> What the exercise asks:
Report every line from the material that contains the word "hidden".

> Data extract:
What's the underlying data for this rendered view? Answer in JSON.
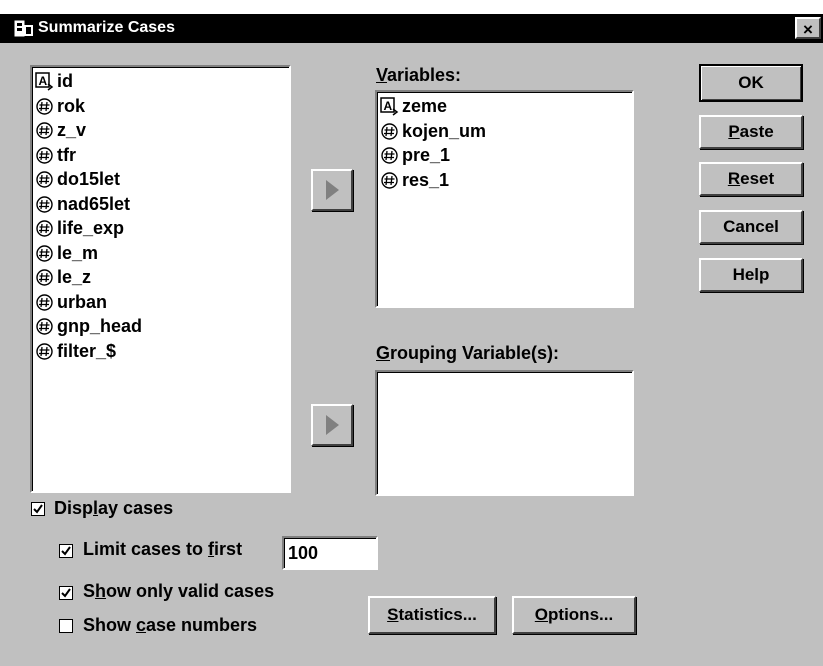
{
  "window": {
    "title": "Summarize Cases",
    "close_label": "×"
  },
  "source_list": {
    "items": [
      {
        "label": "id",
        "icon": "string-variable-icon"
      },
      {
        "label": "rok",
        "icon": "numeric-variable-icon"
      },
      {
        "label": "z_v",
        "icon": "numeric-variable-icon"
      },
      {
        "label": "tfr",
        "icon": "numeric-variable-icon"
      },
      {
        "label": "do15let",
        "icon": "numeric-variable-icon"
      },
      {
        "label": "nad65let",
        "icon": "numeric-variable-icon"
      },
      {
        "label": "life_exp",
        "icon": "numeric-variable-icon"
      },
      {
        "label": "le_m",
        "icon": "numeric-variable-icon"
      },
      {
        "label": "le_z",
        "icon": "numeric-variable-icon"
      },
      {
        "label": "urban",
        "icon": "numeric-variable-icon"
      },
      {
        "label": "gnp_head",
        "icon": "numeric-variable-icon"
      },
      {
        "label": "filter_$",
        "icon": "numeric-variable-icon"
      }
    ]
  },
  "variables": {
    "label_pre": "",
    "label_key": "V",
    "label_post": "ariables:",
    "items": [
      {
        "label": "zeme",
        "icon": "string-variable-icon"
      },
      {
        "label": "kojen_um",
        "icon": "numeric-variable-icon"
      },
      {
        "label": "pre_1",
        "icon": "numeric-variable-icon"
      },
      {
        "label": "res_1",
        "icon": "numeric-variable-icon"
      }
    ]
  },
  "grouping": {
    "label_pre": "",
    "label_key": "G",
    "label_post": "rouping Variable(s):",
    "items": []
  },
  "buttons": {
    "ok": {
      "pre": "OK",
      "key": "",
      "post": ""
    },
    "paste": {
      "pre": "",
      "key": "P",
      "post": "aste"
    },
    "reset": {
      "pre": "",
      "key": "R",
      "post": "eset"
    },
    "cancel": {
      "pre": "Cancel",
      "key": "",
      "post": ""
    },
    "help": {
      "pre": "Help",
      "key": "",
      "post": ""
    },
    "statistics": {
      "pre": "",
      "key": "S",
      "post": "tatistics..."
    },
    "options": {
      "pre": "",
      "key": "O",
      "post": "ptions..."
    }
  },
  "options": {
    "display_cases": {
      "pre": "Disp",
      "key": "l",
      "post": "ay cases",
      "checked": true
    },
    "limit_cases": {
      "pre": "Limit cases to ",
      "key": "f",
      "post": "irst",
      "checked": true,
      "value": "100"
    },
    "valid_only": {
      "pre": "S",
      "key": "h",
      "post": "ow only valid cases",
      "checked": true
    },
    "case_numbers": {
      "pre": "Show ",
      "key": "c",
      "post": "ase numbers",
      "checked": false
    }
  }
}
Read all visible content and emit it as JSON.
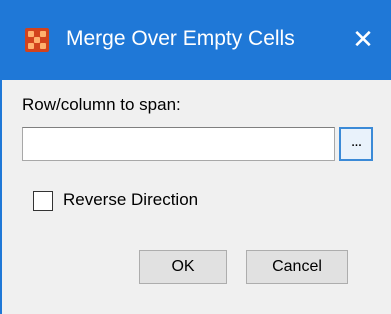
{
  "window": {
    "title": "Merge Over Empty Cells",
    "close_label": "✕",
    "icon": "app-grid-icon",
    "accent_color": "#1f78d7",
    "icon_color": "#d2431d"
  },
  "form": {
    "span_label": "Row/column to span:",
    "span_value": "",
    "browse_label": "...",
    "reverse_label": "Reverse Direction",
    "reverse_checked": false
  },
  "buttons": {
    "ok_label": "OK",
    "cancel_label": "Cancel"
  }
}
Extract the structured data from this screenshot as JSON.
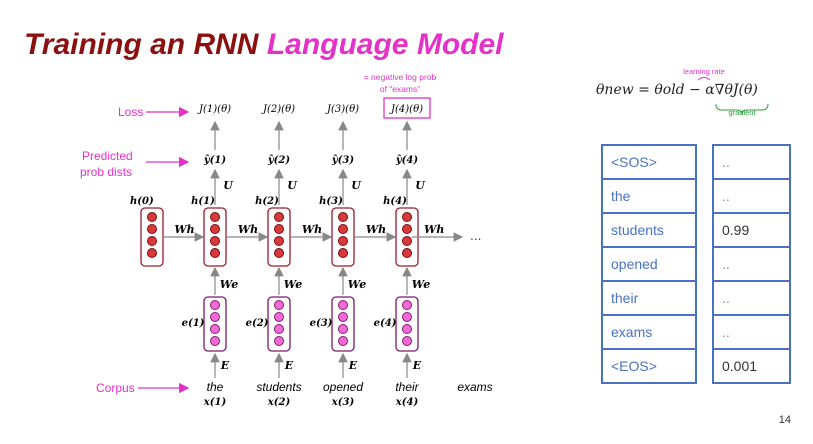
{
  "slide": {
    "title_part1": "Training an RNN",
    "title_part2": "Language Model",
    "slide_number": "14"
  },
  "colors": {
    "title_dark": "#8b1010",
    "accent_pink": "#e431c8",
    "rnn_red": "#9b1c2a",
    "table_blue": "#4a72c4",
    "green": "#2e9e3e"
  },
  "diagram": {
    "side_labels": {
      "loss": "Loss",
      "predicted_1": "Predicted",
      "predicted_2": "prob dists",
      "corpus": "Corpus"
    },
    "annotation_1": "= negative log prob",
    "annotation_2": "of “exams”",
    "ellipsis": "...",
    "timesteps": [
      {
        "loss": "J(1)(θ)",
        "yhat": "ŷ(1)",
        "hidden": "h(1)",
        "embed": "e(1)",
        "word": "the",
        "x": "x(1)"
      },
      {
        "loss": "J(2)(θ)",
        "yhat": "ŷ(2)",
        "hidden": "h(2)",
        "embed": "e(2)",
        "word": "students",
        "x": "x(2)"
      },
      {
        "loss": "J(3)(θ)",
        "yhat": "ŷ(3)",
        "hidden": "h(3)",
        "embed": "e(3)",
        "word": "opened",
        "x": "x(3)"
      },
      {
        "loss": "J(4)(θ)",
        "yhat": "ŷ(4)",
        "hidden": "h(4)",
        "embed": "e(4)",
        "word": "their",
        "x": "x(4)"
      }
    ],
    "h0": "h(0)",
    "final_word": "exams",
    "weights": {
      "U": "U",
      "Wh": "Wh",
      "We": "We",
      "E": "E"
    }
  },
  "formula": {
    "text": "θnew = θold − α∇θJ(θ)",
    "learning_rate_label": "learning rate",
    "gradient_label": "gradient"
  },
  "table": {
    "rows": [
      {
        "token": "<SOS>",
        "prob": ".."
      },
      {
        "token": "the",
        "prob": ".."
      },
      {
        "token": "students",
        "prob": "0.99"
      },
      {
        "token": "opened",
        "prob": ".."
      },
      {
        "token": "their",
        "prob": ".."
      },
      {
        "token": "exams",
        "prob": ".."
      },
      {
        "token": "<EOS>",
        "prob": "0.001"
      }
    ]
  }
}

> Answer to the problem:
        "hidden": "h(1)",
        "hidden": "h(2)",
        "hidden": "h(3)",
        "hidden": "h(4)",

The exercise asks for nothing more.